Introducing (at least to my consciousness) the Maxxis Swamp Thing MTB Tire. I was introduced to this little known wonder by the guys at Cutters Bike Shop, the unofficial home of my little blog, and I will never look back for my winter riding needs.
This burly offering from Maxxis has apparently been around for a while and is not available in the US anymore directly from Maxxis, but several online retailers still have them available and I was able to pick up a set for a pretty reasonable price.
When the leaves start to fall it's the start of Swamp Thing season. In all but the most sloppy conditions, the Swamp Thing will find grip. The rounded profile can take some getting used to if you have spent the summer on squared edged tires, but the transition is worth it and you will soon appreciate the level of control these tires provide in the sloppy stuff and the speed at which they roll through wet roots, rocks, and logs.

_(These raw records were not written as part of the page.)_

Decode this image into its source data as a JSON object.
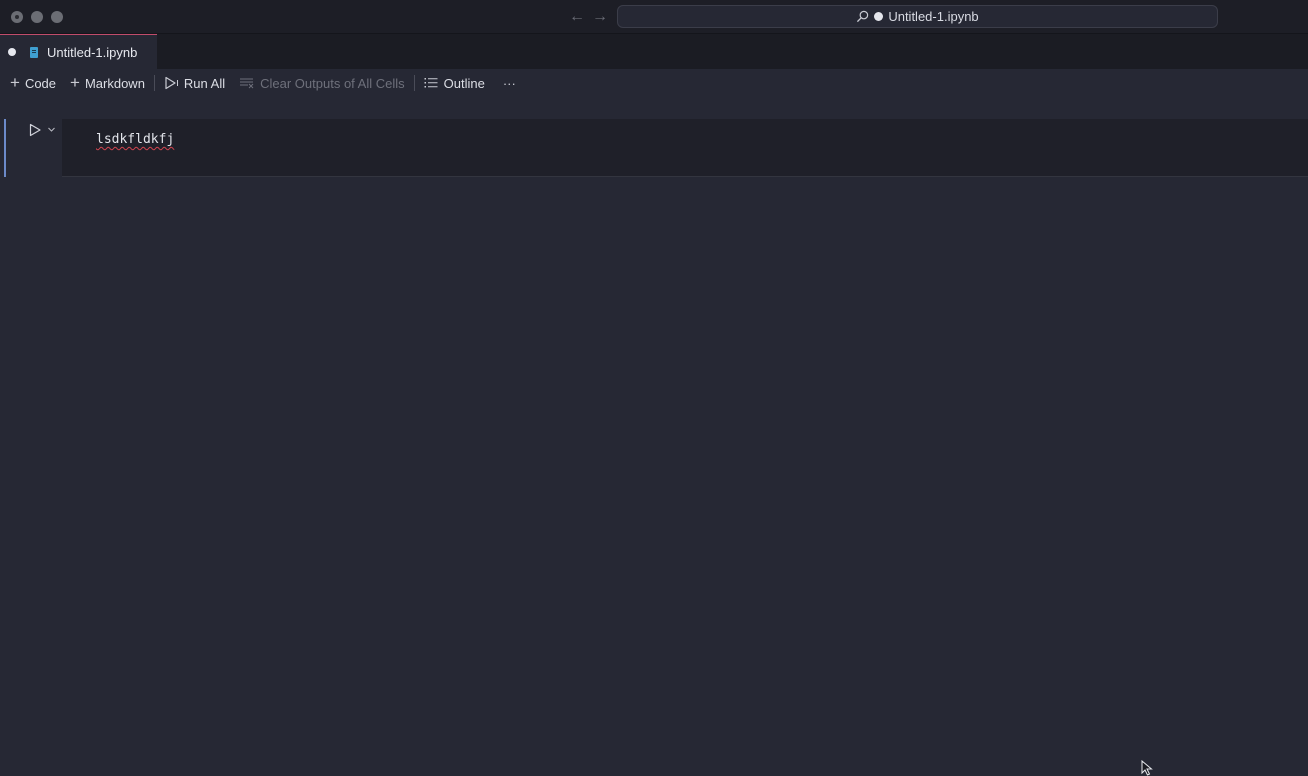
{
  "window": {
    "title": "Untitled-1.ipynb",
    "icons": {
      "close": "close-traffic-light",
      "minimize": "minimize-traffic-light",
      "maximize": "maximize-traffic-light",
      "back": "arrow-left-icon",
      "forward": "arrow-right-icon",
      "search": "search-icon"
    }
  },
  "tab": {
    "label": "Untitled-1.ipynb",
    "accent_color": "#c14c6b",
    "icon": "notebook-icon"
  },
  "toolbar": {
    "code_label": "Code",
    "markdown_label": "Markdown",
    "run_all_label": "Run All",
    "clear_outputs_label": "Clear Outputs of All Cells",
    "outline_label": "Outline",
    "more_label": "···"
  },
  "cell": {
    "source": "lsdkfldkfj",
    "focus_color": "#6c8ac9",
    "error_underline_color": "#d2444f"
  }
}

By no means a welter weight at over 1000 grams per tire, these suckers don't so much finesse their way down the trail as they turn your bike into a off-road freight train and plow through it. But if railing and hucking throughout the winter months is your goal, these babies will be your best friend.

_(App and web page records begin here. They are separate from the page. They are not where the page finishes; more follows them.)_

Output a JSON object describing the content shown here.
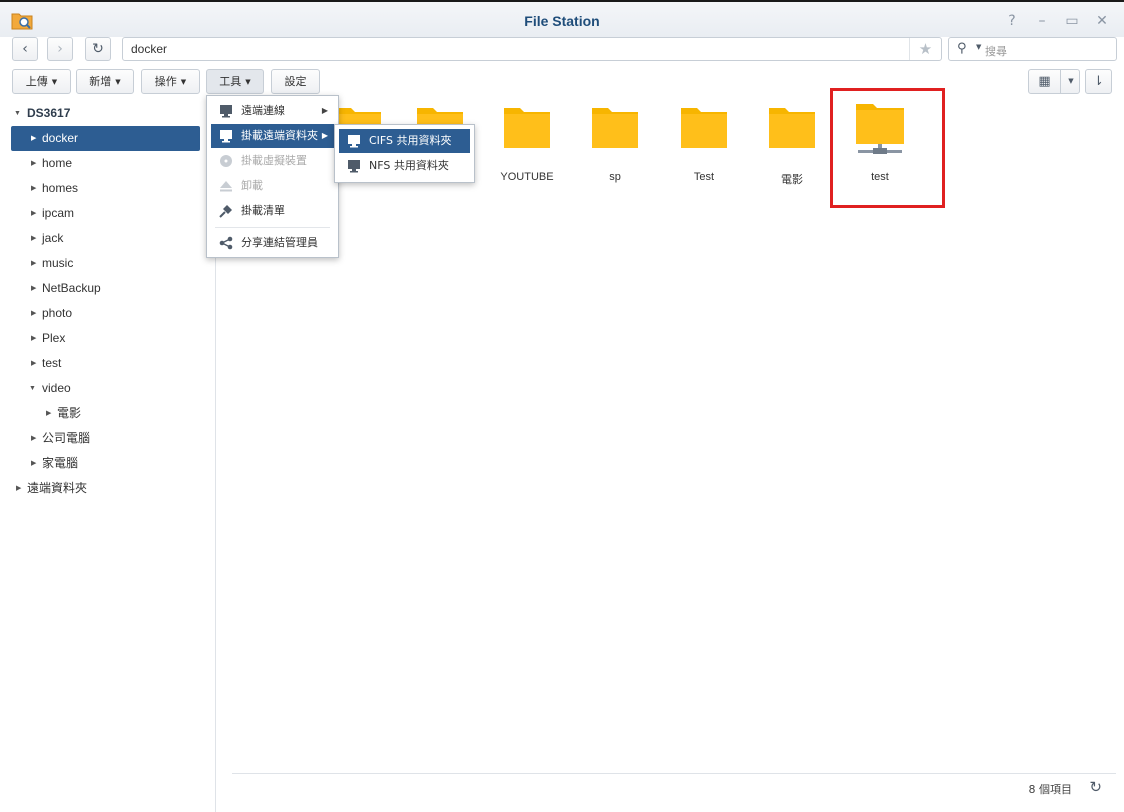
{
  "window": {
    "title": "File Station",
    "controls": [
      "?",
      "–",
      "▭",
      "✕"
    ]
  },
  "nav": {
    "path": "docker",
    "search_placeholder": "搜尋"
  },
  "toolbar": {
    "upload": "上傳",
    "create": "新增",
    "action": "操作",
    "tools": "工具",
    "settings": "設定"
  },
  "sidebar": {
    "root": "DS3617",
    "items": [
      "docker",
      "home",
      "homes",
      "ipcam",
      "jack",
      "music",
      "NetBackup",
      "photo",
      "Plex",
      "test",
      "video",
      "電影",
      "公司電腦",
      "家電腦"
    ],
    "remote": "遠端資料夾"
  },
  "tools_menu": {
    "items": [
      "遠端連線",
      "掛載遠端資料夾",
      "掛載虛擬裝置",
      "卸載",
      "掛載清單",
      "分享連結管理員"
    ]
  },
  "mount_submenu": {
    "items": [
      "CIFS 共用資料夾",
      "NFS 共用資料夾"
    ]
  },
  "folders": [
    "YOUTUBE",
    "sp",
    "Test",
    "電影",
    "test"
  ],
  "status": {
    "count": "8 個項目"
  },
  "colors": {
    "accent": "#2d5d92",
    "folder": "#f7b500",
    "highlight": "#e02020"
  }
}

The Swamp Thing is technically a downhill tire and is not that well known, but is definitely a hidden gem. I have been running these on my Enduro for the past month and can attest to their awesome huckability and hook-up in all conditions.
I have been running the 2.5 version and it is not much bigger than the 2.35 version, if at all, and easily fits within the clearance thresholds of my Spesh Enduro. The tires come in several configurations, but I decided to go with the 2.5", 60 TPI, wire bead, version. as the tires are pretty soft to begin with, I thought the 42 TPI casing would be way to soft and so far the 60tpi's are working brilliantly.
The super tacky compound is confidence inspiring over roots and rocks but will probably wear quickly so I don't expect to get more than 2 seasons of riding out of set.
The bottom line: Nothing else comes close for riding the slippery, steep, varying conditions of a NE winter.
Detail shots below.